*** DATASET CONTENT

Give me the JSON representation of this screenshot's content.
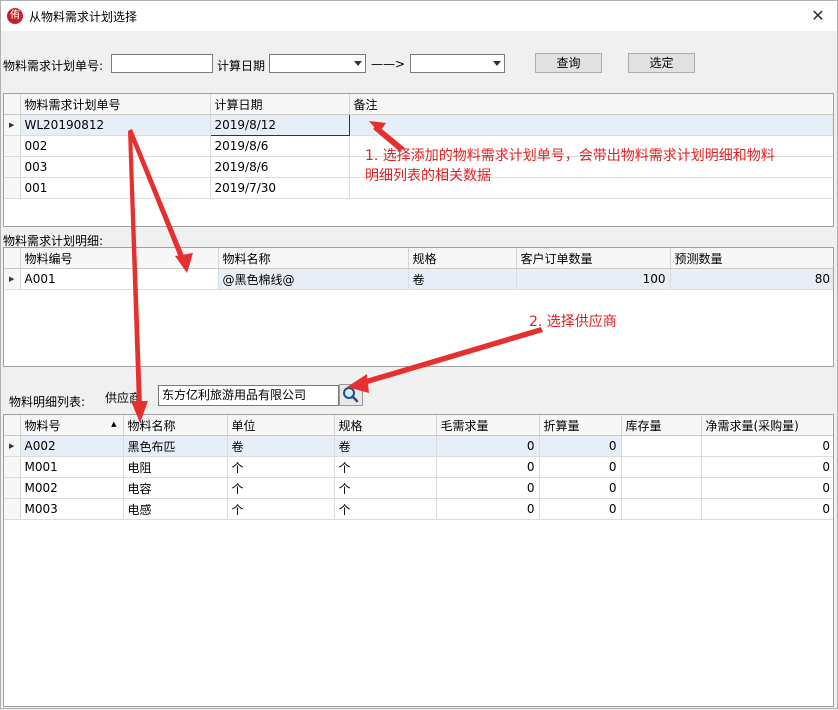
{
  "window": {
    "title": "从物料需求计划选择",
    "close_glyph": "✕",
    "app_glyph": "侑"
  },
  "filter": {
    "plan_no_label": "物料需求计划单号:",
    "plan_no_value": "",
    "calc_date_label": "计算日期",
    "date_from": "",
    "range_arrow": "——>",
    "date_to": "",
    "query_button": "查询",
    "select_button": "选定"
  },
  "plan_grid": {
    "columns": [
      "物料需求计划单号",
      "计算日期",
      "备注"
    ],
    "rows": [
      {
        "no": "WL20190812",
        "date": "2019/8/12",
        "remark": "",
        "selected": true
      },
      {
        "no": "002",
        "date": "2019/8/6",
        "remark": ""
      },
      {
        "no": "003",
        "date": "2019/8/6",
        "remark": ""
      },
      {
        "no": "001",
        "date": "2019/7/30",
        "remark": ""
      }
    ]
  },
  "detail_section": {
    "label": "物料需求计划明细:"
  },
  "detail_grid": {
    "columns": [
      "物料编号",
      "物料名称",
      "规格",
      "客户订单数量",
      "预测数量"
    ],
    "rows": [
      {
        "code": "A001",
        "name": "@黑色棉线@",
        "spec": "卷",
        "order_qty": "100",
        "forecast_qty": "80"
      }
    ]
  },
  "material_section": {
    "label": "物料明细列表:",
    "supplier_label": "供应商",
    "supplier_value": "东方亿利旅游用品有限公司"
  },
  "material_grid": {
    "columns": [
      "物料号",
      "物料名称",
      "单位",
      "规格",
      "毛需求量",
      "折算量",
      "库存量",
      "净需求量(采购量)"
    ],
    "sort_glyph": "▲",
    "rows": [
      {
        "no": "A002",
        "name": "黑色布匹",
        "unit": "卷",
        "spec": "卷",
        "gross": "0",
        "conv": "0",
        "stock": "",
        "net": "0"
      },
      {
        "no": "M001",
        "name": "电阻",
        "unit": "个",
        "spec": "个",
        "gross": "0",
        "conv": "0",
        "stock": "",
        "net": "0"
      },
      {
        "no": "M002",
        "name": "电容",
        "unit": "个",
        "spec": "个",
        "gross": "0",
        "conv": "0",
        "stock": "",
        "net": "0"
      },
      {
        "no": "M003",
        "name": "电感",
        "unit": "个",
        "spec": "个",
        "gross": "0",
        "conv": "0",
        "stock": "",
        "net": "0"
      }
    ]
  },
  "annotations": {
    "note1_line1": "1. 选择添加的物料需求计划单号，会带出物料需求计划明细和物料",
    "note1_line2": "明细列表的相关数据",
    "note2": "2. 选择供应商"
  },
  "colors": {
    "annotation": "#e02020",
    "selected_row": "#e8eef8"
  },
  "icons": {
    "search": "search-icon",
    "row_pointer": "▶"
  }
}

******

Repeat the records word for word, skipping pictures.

Give me the JSON representation of this screenshot's content.
{
  "window": {
    "title": "从物料需求计划选择",
    "close_glyph": "✕",
    "app_glyph": "侑"
  },
  "filter": {
    "plan_no_label": "物料需求计划单号:",
    "plan_no_value": "",
    "calc_date_label": "计算日期",
    "date_from": "",
    "range_arrow": "——>",
    "date_to": "",
    "query_button": "查询",
    "select_button": "选定"
  },
  "plan_grid": {
    "columns": [
      "物料需求计划单号",
      "计算日期",
      "备注"
    ],
    "rows": [
      {
        "no": "WL20190812",
        "date": "2019/8/12",
        "remark": "",
        "selected": true
      },
      {
        "no": "002",
        "date": "2019/8/6",
        "remark": ""
      },
      {
        "no": "003",
        "date": "2019/8/6",
        "remark": ""
      },
      {
        "no": "001",
        "date": "2019/7/30",
        "remark": ""
      }
    ]
  },
  "detail_section": {
    "label": "物料需求计划明细:"
  },
  "detail_grid": {
    "columns": [
      "物料编号",
      "物料名称",
      "规格",
      "客户订单数量",
      "预测数量"
    ],
    "rows": [
      {
        "code": "A001",
        "name": "@黑色棉线@",
        "spec": "卷",
        "order_qty": "100",
        "forecast_qty": "80"
      }
    ]
  },
  "material_section": {
    "label": "物料明细列表:",
    "supplier_label": "供应商",
    "supplier_value": "东方亿利旅游用品有限公司"
  },
  "material_grid": {
    "columns": [
      "物料号",
      "物料名称",
      "单位",
      "规格",
      "毛需求量",
      "折算量",
      "库存量",
      "净需求量(采购量)"
    ],
    "sort_glyph": "▲",
    "rows": [
      {
        "no": "A002",
        "name": "黑色布匹",
        "unit": "卷",
        "spec": "卷",
        "gross": "0",
        "conv": "0",
        "stock": "",
        "net": "0"
      },
      {
        "no": "M001",
        "name": "电阻",
        "unit": "个",
        "spec": "个",
        "gross": "0",
        "conv": "0",
        "stock": "",
        "net": "0"
      },
      {
        "no": "M002",
        "name": "电容",
        "unit": "个",
        "spec": "个",
        "gross": "0",
        "conv": "0",
        "stock": "",
        "net": "0"
      },
      {
        "no": "M003",
        "name": "电感",
        "unit": "个",
        "spec": "个",
        "gross": "0",
        "conv": "0",
        "stock": "",
        "net": "0"
      }
    ]
  },
  "annotations": {
    "note1_line1": "1. 选择添加的物料需求计划单号，会带出物料需求计划明细和物料",
    "note1_line2": "明细列表的相关数据",
    "note2": "2. 选择供应商"
  },
  "colors": {
    "annotation": "#e02020",
    "selected_row": "#e8eef8"
  },
  "icons": {
    "search": "search-icon",
    "row_pointer": "▶"
  }
}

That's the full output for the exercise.